Finally, I write a train function that takes all this in and iterates until some convergence.

function train!(model,inputs,outputs,N,cost,optim,conv;kwargs...)
    costs = [cost(model.(inputs),outputs)]
    for _ in 2:N
        g = gradient(model -> cost(model.(inputs),y), model)[1]
        if (costs[end-1] - costs[end]) <= conv
    return costs

Once again, line by line: my train function (mutating the model in-place, hence the bang), accepts a model, an input vector, and output vector to train against, N iterations, a cost function, an optimization function, a convergence criteria, and various kwargs we can pass around. I start by initializing a vector of costs per iteration with the initial model cost, then iterate through my optimization step by calculating the gradients and passing them to my optimizer. If i reach convergence, I break early. I call this train function with my model, the training data we have, the mean squared error cost function, the gradientDescent optimizer, and convergence I just left at epsilon to see how good it will get after 10000 iterations.

And guess what, it works!

Here is the model at the beginning of training(random):

And here it is after 10000 iterations:

A few takeaways

So all in all, this was a success. In very few lines of code, I get a pretty robust gradient descent implementation. I ran into some issues with the learning rate, as a high value can make it explode. It took a while to find a good value. Here are the cost outputs from a few different learning rates:

Also, the keen reader will notice that there is a period of fast convergence, and then it dramatically slows down (at least for the high learning rate). This makes sense as the learning rate is applied to both parameters, but the amount of change required for “m” is much less than is required for “b”. This is evident in the cost surface. As this model only has two parameters, we can easily view it in 3D.

As you can see the gradient along b is generally much less than on m. This hints at some better optimization algorithms, specifically some way of choosing a learning rate PER parameter versus some global learning rate as in this case we would have wanted to take different sized “steps” in b than in m.

The beauty of generic code

As everything up to this point was generic, if I have data that would be best suited for a different type of model, I just write that struct and functor and everything else is the same. Check it out:

# New Parabola Model Parameter Struct
struct Parabola
# Parabola functor to describe model behavior
(p::Parabola)(x::Real) = p.a[1]*x^2 + p.b[1]*x + p.c[1]
# Default constructor with random values
Parabola() = Parabola([rand()],[rand()],[rand()])
# Sample training data
x = -10:0.1:10
y = @. 5x^2 + 10x + 3 + 100*rand()
# Create a new random model
model = Parabola()
# Train!

Here is the model and training data at the beginning (random):

And after training

As long as I describe the model in this same way, and write a loss function that accepts the model’s output and training data, everything just works! Pretty cool, right?

Up next

I have a series of posts I want to make out of this, as I actually have come a pretty long way since I started this project, I just forgot to blog about it along the way.

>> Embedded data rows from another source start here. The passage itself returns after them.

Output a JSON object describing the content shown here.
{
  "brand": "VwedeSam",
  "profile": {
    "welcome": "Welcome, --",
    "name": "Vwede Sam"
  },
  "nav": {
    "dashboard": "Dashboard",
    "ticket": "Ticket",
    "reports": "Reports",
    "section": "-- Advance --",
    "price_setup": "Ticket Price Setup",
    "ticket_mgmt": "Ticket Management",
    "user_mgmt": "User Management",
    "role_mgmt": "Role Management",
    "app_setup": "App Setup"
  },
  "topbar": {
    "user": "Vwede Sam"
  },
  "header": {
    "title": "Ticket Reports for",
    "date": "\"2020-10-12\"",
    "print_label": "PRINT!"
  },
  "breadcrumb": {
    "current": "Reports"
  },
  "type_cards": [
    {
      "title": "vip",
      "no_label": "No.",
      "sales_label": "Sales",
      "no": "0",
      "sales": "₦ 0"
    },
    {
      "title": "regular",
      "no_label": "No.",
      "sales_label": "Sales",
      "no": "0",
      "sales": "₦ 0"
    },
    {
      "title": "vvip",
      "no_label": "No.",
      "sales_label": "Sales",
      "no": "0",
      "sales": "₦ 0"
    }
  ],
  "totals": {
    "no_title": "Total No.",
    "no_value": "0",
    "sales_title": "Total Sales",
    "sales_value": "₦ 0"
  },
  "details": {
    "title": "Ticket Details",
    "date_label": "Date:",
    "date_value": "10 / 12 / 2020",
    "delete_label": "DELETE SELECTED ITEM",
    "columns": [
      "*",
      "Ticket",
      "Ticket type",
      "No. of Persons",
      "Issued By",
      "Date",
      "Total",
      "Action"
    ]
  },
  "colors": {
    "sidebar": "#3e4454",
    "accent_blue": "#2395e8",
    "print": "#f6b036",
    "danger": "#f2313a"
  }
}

The next post will be modifying this code to enable “stochastic gradient descent” and a look at some more complicated models (classification). I have code now written up to a fully-connected neural net and some modern momentum-based optimizers, all based on the groundwork I started here. So stay tuned!

Leave a Reply

Your email address will not be published. Required fields are marked *

This site uses Akismet to reduce spam. Learn how your comment data is processed.